Genetic relationships among production and reproduction traits measured in a fine wool Merino stud


W.J. Olivier1,2#, S.W.P. Cloete2,3, M.A. Snyman1 & J.B. van Wyk4 

1Grootfontein Agricultural Development Institute, Private Bag X529, Middelburg (EC), 5900, South Africa

2Department of Animal Sciences, University of Stellenbosch, Matieland, 7602, South Africa

3Institute for Animal Production: Elsenburg, Private Bag X1, Elsenburg, 7607, South Africa

4 Department of Animal, Wildlife and Grassland Sciences, University of the Free State, Bloemfontein, 9300, South Africa


#Corresponding author: Willem Olivier


In some instances, producers put all the emphasis in their breeding plans on reducing fibre diameter, irrespective of the consequences for growth, wool weight, reproduction and subjective wool and conformation traits. Given the genetic relationship among reproduction, live weight and wool traits, it is clear that selection should consider all traits of importance to ensure that production and reproduction will be at an optimum level. It is important to have a good knowledge of the respective (co)variance components and accurate genetic parameters to design effective breeding programs. It is also important to understand the correlations and indirect responses that may accrue as based on different traits included in the selection program. Overall selection progress will be hampered if these relationships are not considered when breeding strategies are defined. The aim of this study was to quantify the genetic relationships among reproduction and objectively and subjectively measured wool and conformation traits, as well as the genetic progress achieved through selection. Data collected on a maximum of 8 368 ram and ewe progeny born within the Cradock fine wool Merino stud from 1988 to 2010 were used for the analysis of the body weight and wool characteristics. Reproduction data collected on 1 775 ewes born in this stud from 1988 to 2010, were used to analyse reproduction traits.
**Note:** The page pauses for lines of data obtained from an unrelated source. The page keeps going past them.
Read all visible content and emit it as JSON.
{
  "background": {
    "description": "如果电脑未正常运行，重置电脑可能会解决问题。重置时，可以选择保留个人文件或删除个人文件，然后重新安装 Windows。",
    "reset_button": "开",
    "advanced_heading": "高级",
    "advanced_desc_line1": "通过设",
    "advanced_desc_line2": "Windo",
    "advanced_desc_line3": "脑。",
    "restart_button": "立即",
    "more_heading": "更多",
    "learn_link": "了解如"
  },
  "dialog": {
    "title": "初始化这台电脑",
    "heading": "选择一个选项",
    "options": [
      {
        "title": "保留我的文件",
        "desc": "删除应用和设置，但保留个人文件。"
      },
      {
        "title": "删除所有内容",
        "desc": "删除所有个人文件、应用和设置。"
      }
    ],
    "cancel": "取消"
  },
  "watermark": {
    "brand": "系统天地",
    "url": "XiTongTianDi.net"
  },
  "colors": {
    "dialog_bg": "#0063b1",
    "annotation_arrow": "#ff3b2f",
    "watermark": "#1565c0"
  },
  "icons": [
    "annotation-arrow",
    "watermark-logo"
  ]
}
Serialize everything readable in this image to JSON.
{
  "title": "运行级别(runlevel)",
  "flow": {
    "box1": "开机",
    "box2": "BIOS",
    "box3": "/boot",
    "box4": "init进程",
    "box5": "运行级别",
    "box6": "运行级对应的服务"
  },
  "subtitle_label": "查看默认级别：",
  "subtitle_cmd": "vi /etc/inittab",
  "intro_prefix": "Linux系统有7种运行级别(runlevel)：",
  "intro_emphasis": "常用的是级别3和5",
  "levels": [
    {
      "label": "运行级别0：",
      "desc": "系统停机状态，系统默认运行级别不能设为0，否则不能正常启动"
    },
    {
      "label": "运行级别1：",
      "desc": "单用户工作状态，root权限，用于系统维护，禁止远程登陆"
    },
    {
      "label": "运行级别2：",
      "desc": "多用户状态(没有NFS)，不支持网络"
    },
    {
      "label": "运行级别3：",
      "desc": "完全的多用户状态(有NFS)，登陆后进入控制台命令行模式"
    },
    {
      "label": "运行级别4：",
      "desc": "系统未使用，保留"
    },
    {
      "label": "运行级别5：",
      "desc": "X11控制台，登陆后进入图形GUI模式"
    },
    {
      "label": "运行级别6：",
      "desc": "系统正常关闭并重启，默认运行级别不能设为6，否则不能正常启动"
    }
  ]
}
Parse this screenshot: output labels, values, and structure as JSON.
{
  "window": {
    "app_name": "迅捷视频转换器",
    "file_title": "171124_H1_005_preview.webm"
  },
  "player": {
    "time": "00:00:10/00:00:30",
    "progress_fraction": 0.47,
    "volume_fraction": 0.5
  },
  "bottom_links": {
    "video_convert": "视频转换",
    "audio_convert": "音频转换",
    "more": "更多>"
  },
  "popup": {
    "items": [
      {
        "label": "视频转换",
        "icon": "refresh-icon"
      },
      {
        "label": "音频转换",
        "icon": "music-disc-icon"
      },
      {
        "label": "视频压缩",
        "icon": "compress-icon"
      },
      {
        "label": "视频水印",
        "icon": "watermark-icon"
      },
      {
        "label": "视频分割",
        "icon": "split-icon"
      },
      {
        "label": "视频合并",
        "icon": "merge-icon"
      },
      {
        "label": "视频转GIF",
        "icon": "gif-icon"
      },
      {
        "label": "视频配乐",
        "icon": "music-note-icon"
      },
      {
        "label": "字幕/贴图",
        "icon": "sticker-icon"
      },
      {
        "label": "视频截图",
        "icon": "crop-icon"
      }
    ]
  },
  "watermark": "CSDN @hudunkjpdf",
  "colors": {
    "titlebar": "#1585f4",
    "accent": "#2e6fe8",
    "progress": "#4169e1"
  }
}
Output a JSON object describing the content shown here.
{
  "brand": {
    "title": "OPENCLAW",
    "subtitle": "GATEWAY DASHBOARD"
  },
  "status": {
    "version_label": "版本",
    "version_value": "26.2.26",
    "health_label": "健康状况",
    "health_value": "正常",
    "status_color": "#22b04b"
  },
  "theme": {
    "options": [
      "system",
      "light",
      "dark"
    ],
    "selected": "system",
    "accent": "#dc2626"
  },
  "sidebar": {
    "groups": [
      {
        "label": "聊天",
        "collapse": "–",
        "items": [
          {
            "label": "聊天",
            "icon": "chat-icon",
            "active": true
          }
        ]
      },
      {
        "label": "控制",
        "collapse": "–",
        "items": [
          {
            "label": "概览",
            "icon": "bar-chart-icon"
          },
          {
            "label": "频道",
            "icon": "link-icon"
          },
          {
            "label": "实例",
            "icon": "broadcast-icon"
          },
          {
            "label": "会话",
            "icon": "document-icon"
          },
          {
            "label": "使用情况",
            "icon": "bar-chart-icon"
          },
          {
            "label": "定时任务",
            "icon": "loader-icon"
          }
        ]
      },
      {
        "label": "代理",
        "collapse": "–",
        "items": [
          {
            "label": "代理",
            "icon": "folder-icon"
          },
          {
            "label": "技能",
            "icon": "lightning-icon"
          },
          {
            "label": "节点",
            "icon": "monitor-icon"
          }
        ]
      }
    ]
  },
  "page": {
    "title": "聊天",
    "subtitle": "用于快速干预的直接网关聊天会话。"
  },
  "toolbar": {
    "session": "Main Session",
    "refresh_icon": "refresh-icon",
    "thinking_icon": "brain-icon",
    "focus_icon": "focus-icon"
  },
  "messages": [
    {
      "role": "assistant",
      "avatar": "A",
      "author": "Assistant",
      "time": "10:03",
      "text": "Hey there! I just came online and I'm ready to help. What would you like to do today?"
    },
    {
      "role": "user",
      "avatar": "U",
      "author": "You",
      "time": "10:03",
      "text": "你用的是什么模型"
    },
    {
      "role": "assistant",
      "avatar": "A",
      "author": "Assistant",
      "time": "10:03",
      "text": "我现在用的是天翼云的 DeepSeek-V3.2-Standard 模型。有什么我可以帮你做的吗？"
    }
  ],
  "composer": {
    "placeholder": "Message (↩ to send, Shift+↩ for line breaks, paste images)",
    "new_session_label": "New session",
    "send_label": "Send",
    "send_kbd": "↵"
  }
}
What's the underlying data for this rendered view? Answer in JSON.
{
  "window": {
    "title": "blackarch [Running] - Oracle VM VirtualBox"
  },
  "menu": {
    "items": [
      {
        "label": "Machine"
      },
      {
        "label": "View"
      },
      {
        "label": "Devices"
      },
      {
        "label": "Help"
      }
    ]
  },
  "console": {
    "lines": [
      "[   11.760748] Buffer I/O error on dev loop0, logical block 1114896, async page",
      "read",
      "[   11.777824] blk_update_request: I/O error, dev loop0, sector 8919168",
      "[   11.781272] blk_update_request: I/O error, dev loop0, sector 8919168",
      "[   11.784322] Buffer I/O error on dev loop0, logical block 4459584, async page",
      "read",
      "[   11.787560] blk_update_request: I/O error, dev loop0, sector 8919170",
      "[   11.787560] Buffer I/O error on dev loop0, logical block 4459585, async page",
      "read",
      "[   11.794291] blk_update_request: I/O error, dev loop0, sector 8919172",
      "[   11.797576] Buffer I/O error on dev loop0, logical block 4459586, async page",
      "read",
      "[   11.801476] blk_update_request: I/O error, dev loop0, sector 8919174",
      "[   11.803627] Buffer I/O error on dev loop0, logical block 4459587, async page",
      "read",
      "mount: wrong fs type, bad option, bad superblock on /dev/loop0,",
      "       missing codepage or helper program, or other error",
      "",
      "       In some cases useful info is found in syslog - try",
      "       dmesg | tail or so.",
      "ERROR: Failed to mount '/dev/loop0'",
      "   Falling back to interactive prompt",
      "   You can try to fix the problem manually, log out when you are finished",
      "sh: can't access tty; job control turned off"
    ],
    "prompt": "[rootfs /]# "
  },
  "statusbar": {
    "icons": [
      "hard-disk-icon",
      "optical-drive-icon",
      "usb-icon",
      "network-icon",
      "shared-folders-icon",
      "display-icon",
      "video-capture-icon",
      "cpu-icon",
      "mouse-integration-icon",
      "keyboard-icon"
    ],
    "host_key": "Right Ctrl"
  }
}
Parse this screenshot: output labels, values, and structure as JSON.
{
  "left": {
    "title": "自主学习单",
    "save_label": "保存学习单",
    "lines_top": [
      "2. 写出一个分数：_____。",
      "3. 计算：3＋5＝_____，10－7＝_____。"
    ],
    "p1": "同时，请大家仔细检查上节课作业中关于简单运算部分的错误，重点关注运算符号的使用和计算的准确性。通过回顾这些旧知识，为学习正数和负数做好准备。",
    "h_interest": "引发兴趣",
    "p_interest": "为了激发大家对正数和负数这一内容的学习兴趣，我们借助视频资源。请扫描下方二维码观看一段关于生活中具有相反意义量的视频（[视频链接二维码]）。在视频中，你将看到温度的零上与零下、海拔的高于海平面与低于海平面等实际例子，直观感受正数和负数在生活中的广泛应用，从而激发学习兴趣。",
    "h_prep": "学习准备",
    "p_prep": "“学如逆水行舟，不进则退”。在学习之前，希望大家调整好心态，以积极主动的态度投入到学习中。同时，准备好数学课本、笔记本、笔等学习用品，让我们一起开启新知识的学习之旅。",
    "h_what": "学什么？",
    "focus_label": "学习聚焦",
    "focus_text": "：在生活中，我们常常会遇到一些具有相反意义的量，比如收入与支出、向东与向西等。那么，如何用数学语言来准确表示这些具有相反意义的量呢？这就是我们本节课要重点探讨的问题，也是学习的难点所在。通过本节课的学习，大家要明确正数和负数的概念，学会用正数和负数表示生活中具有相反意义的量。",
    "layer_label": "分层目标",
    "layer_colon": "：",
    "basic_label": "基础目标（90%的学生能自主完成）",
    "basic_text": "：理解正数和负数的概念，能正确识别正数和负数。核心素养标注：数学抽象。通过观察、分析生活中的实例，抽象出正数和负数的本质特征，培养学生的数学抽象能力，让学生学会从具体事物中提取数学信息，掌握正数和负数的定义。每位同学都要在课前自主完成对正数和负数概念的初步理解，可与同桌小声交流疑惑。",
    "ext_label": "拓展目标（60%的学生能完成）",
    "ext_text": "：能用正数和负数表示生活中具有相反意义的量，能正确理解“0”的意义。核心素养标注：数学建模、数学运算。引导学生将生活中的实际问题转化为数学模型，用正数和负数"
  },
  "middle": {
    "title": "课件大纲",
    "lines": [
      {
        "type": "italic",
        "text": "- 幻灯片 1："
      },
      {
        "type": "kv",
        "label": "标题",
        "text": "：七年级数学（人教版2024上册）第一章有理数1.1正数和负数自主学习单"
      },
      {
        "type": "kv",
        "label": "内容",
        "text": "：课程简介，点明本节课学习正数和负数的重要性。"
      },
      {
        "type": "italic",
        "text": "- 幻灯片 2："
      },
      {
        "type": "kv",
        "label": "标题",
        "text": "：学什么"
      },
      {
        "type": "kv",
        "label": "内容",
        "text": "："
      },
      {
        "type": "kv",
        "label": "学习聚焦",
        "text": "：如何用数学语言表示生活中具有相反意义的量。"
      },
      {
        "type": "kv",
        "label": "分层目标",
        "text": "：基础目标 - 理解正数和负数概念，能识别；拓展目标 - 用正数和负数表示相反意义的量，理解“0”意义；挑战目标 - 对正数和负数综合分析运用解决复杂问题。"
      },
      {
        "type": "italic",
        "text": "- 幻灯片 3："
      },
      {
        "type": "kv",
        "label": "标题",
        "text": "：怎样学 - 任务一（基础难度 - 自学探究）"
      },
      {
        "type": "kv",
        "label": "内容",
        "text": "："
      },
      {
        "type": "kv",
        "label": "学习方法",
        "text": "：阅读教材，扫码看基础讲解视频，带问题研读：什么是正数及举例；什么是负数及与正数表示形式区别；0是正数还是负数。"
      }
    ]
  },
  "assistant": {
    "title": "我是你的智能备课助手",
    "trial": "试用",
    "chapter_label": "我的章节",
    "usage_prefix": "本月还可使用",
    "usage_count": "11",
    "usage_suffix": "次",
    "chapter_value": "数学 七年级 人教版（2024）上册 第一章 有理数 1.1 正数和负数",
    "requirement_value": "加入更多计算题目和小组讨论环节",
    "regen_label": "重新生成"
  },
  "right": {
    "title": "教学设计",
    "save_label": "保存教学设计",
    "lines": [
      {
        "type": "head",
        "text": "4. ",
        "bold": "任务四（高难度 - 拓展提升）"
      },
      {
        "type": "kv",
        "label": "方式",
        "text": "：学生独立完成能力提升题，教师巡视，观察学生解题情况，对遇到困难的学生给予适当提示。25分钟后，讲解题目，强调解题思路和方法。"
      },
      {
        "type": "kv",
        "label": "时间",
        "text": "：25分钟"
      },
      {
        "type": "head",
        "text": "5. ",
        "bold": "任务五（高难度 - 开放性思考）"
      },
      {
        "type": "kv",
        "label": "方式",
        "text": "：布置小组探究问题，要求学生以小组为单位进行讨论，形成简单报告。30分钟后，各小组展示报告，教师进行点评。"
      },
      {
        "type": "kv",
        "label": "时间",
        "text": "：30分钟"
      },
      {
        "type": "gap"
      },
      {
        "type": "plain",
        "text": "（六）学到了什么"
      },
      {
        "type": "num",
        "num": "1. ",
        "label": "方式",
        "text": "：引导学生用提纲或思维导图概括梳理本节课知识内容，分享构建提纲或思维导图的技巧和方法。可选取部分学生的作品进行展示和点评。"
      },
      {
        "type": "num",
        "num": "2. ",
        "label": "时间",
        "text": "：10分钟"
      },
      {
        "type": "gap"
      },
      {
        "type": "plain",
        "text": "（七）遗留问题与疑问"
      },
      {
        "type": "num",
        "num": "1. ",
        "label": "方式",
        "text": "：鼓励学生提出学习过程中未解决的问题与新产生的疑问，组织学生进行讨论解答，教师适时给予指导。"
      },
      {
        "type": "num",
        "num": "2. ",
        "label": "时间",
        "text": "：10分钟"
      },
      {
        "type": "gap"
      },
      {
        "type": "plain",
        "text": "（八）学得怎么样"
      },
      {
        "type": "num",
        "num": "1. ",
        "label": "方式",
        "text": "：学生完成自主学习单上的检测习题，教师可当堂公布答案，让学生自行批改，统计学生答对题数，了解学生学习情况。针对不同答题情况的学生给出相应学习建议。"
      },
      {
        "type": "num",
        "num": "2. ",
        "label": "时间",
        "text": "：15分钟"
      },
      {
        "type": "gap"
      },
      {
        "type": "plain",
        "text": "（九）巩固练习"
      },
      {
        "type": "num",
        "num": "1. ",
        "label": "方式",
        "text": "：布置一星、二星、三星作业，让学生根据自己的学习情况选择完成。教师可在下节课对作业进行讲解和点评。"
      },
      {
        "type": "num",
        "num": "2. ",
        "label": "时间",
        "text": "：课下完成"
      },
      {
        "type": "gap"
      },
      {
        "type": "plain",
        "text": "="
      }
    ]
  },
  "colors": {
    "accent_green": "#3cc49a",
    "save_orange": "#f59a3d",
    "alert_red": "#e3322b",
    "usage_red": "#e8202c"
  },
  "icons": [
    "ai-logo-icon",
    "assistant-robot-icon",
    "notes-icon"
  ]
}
The traits included in the analysis were body weight at 15 months of age (BW), clean fleece weight (FW), fibre diameter (FD), staple length (SL), staple strength (SS), wool quality (WQ) and overall body conformation (BC), as well as number of lambs weaned (LW) and total weight of lamb weaned (TW) over three lambing opportunities. The direct additive heritability for BW, FW, FD, SL, SS, LW, TW, WQ and BC were 0.49, 0.55, 0.63, 0.41, 0.26, 0.02, 0.02, 0.54 and 0.48 respectively. The corresponding maternal heritability for BW, FW, FD and BC were 0.05, 0.05, 0.02 and 0.05 respectively. The maternal permanent environmental effect for SS was 0.04 and the animal permanent environmental effect for LW and TW were 0.07 and 0.09 respectively. The genetic correlation (rg) between BW and FD was moderately and unfavourably (0.30). The rg estimates of FD with FW (0.24) and SS (0.51) were low to moderate and unfavourable (i.e. positive), while the rg between FW and SS (0.27) was moderately favourable. Number of lambs weaned and TW was highly correlated (0.91) and BW was also favourably correlated with LW (0.31) and TW (0.78), while FW and FD were unfavourably correlated to LW (-0.23; 0.56) and TW (-0.21; 0.59). The rg between SS and the reproduction traits were low positive (0.19; 0.15). The rg estimates of WQ with BC (0.02) and BW (-0.01) were non-significant, while FD (-0.45) and FW (0.28) was favourably correlated with WQ. The rg estimate of FD with BC (0.27) was moderately positive (i.e. unfavourable), while SS (0.35) was favourably correlated to the subjectively assessed conformation trait linked to size. Overall body conformation was favourably correlated to LW (035) and TW (0.77) while the corresponding rg with WQ were non-significant. It can be concluded from the results of this study that selection should be done holistically to ensure that the unfavourable correlations among the economically important traits are considered. Selection for FD or reproduction without monitoring the other economically important traits could have a detrimental effect on the sustainability of sheep production.



Proceedings 47th SASAS congress, Pretoria